Hockensmith applied the "Page 99 Test" to The Black Dove, and reported the following:
Well, I don’t know what Ford Madox Ford would’ve thought -- somehow I doubt he was a fan of mysteries, and mysteries starring squabbling cowboys would’ve been a real stretch for a guy like him. But hey, maybe he would’ve found something to like on page 99 anyway. I know I kind of dig it.Read an excerpt from The Black Dove, and visit Big Red's blog to learn more about Steve Hockensmith and his writing.
Here’s the first paragraph:
The street emptied out onto a bigger, busier thoroughfare running at a slant -- Columbus, most likely. Which put us a stone’s throw from the corner of the Coast called “The Devil’s Acre.” You’d have plenty of reason to throw stones there, too, for you could hardly take two steps without someone trying to rob you, kidnap you, or just kill you for a giggle. It was the kind of place even the police wouldn’t go without a rifle squad and a priest at the ready.
Right there you (hopefully) get a feel for the gritty setting (1893 San Francisco, actually) and the narrator’s way with words. Over the next few paragraphs, the situation becomes more clear, too: The heroes are trying to follow a mysterious old man through the streets of Chinatown only to have him duck into a building with a pair of menacing “lugs” loitering out front.
It was obvious who they were because they wanted it obvious.
The newspapers would’ve labeled them “highbinders” or “hatchet men.” In less colorful language, they were hired guns for the tongs. Or, to be even plainer still, killers.
The old man breezed right between them without so much as a nod in their direction, scuttling up the steps they were guarding and disappearing through the door beyond.
End of chapter! I know it’s not exactly Raiders of the Lost Ark, as far as cliffhangers go, but I do think it establishes a nice aura of exotic menace.
Is “the quality of the whole” revealed? Not really. There are other pages that are more funny and more exciting and more poignant, too. But the appeal of the whole comes through, I think. If you like what you see on page 99, odds are you’ll like the book.

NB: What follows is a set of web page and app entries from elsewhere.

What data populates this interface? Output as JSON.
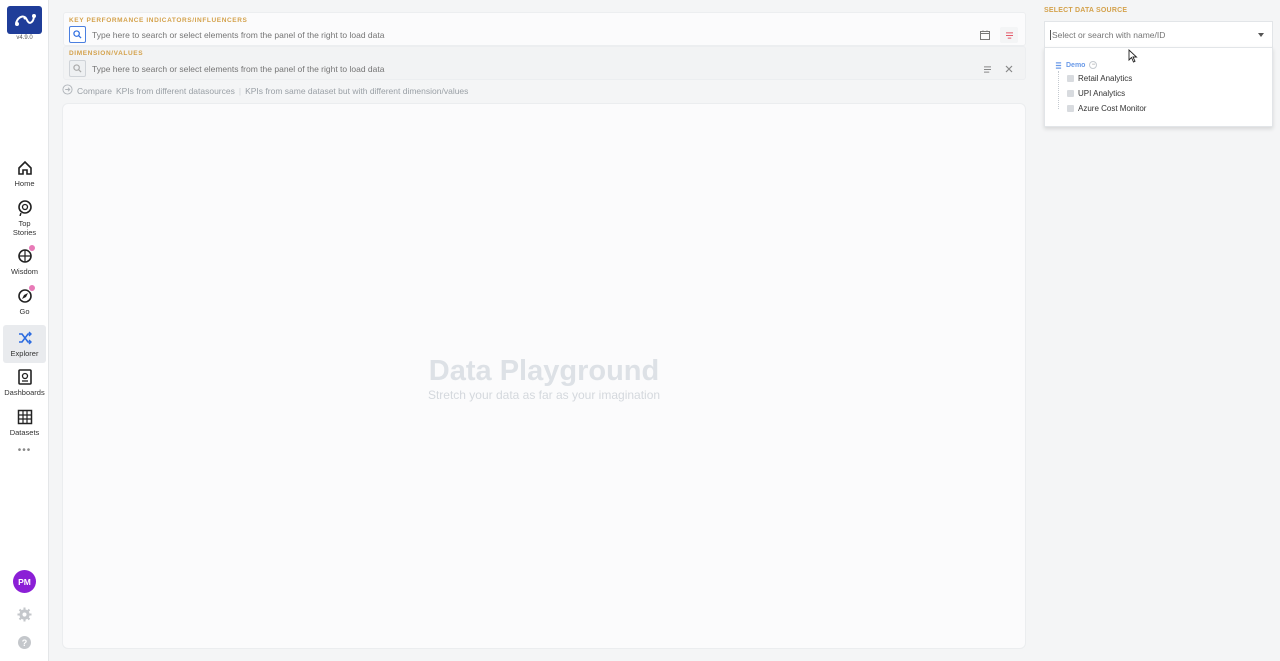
{
  "sidebar": {
    "version": "v4.9.0",
    "items": [
      {
        "label": "Home",
        "icon": "home-icon"
      },
      {
        "label": "Top\nStories",
        "icon": "top-stories-icon"
      },
      {
        "label": "Wisdom",
        "icon": "wisdom-icon"
      },
      {
        "label": "Go",
        "icon": "go-icon"
      },
      {
        "label": "Explorer",
        "icon": "explorer-icon"
      },
      {
        "label": "Dashboards",
        "icon": "dashboards-icon"
      },
      {
        "label": "Datasets",
        "icon": "datasets-icon"
      }
    ],
    "more": "•••",
    "avatar_initials": "PM",
    "help": "?"
  },
  "kpi": {
    "label": "KEY PERFORMANCE INDICATORS/INFLUENCERS",
    "placeholder": "Type here to search or select elements from the panel of the right to load data"
  },
  "dimension": {
    "label": "DIMENSION/VALUES",
    "placeholder": "Type here to search or select elements from the panel of the right to load data"
  },
  "compare": {
    "label": "Compare",
    "option1": "KPIs from different datasources",
    "separator": "|",
    "option2": "KPIs from same dataset but with different dimension/values"
  },
  "playground": {
    "title": "Data Playground",
    "subtitle": "Stretch your data as far as your imagination"
  },
  "datasource": {
    "label": "SELECT DATA SOURCE",
    "placeholder": "Select or search with name/ID",
    "group": "Demo",
    "options": [
      "Retail Analytics",
      "UPI Analytics",
      "Azure Cost Monitor"
    ]
  },
  "colors": {
    "brand": "#1f3d99",
    "section_label": "#d4a24c",
    "avatar": "#8b1fd6",
    "badge": "#e87ab7",
    "tree_root": "#6a9ae8"
  }
}
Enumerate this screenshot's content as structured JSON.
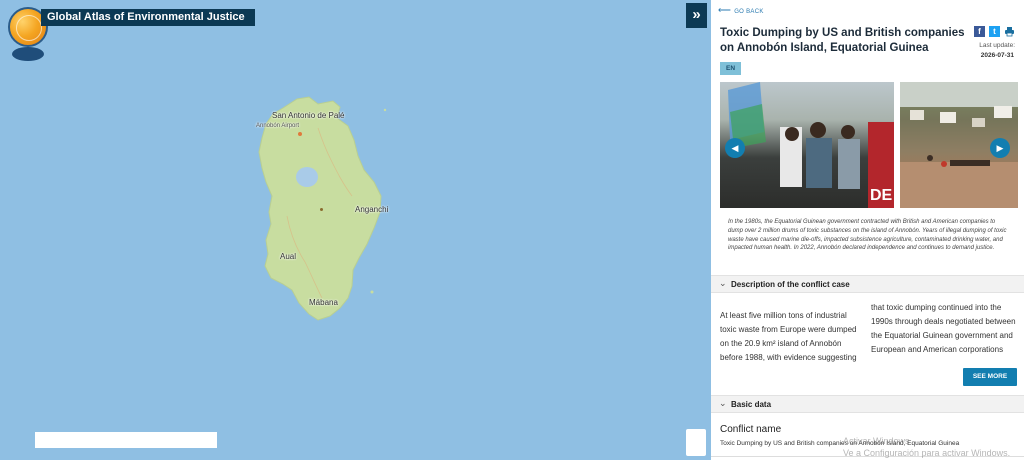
{
  "app": {
    "title": "Global Atlas of Environmental Justice",
    "collapse_icon": "double-chevron-right-icon"
  },
  "map": {
    "labels": {
      "san_antonio": "San Antonio de Palé",
      "airport": "Annobón Airport",
      "anganchi": "Anganchi",
      "aual": "Aual",
      "mabana": "Mábana"
    },
    "colors": {
      "water": "#8fbfe3",
      "land": "#c8dda0",
      "lake": "#a9cbe8"
    }
  },
  "panel": {
    "go_back": "GO BACK",
    "title": "Toxic Dumping by US and British companies on Annobón Island, Equatorial Guinea",
    "share": {
      "facebook": "f",
      "twitter": "t",
      "print_icon": "print-icon"
    },
    "last_update_label": "Last update:",
    "last_update_date": "2026-07-31",
    "language": "EN",
    "caption": "In the 1980s, the Equatorial Guinean government contracted with British and American companies to dump over 2 million drums of toxic substances on the island of Annobón. Years of illegal dumping of toxic waste have caused marine die-offs, impacted subsistence agriculture, contaminated drinking water, and impacted human health. In 2022, Annobón declared independence and continues to demand justice.",
    "description_header": "Description of the conflict case",
    "description_col1": "At least five million tons of industrial toxic waste from Europe were dumped on the 20.9 km² island of Annobón before 1988, with evidence suggesting",
    "description_col2": "that toxic dumping continued into the 1990s through deals negotiated between the Equatorial Guinean government and European and American corporations",
    "see_more": "SEE MORE",
    "basic_data_header": "Basic data",
    "conflict_name_label": "Conflict name",
    "conflict_name_value": "Toxic Dumping by US and British companies on Annobón Island, Equatorial Guinea"
  },
  "watermark": {
    "line1": "Activar Windows",
    "line2": "Ve a Configuración para activar Windows."
  }
}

And if you don’t like it ... well, maybe you’re Ford Madox Ford. In which case, I suspect it’s not for you anyway.
The Page 69 Test: On the Wrong Track.
My Book, The Movie: Holmes on the Range.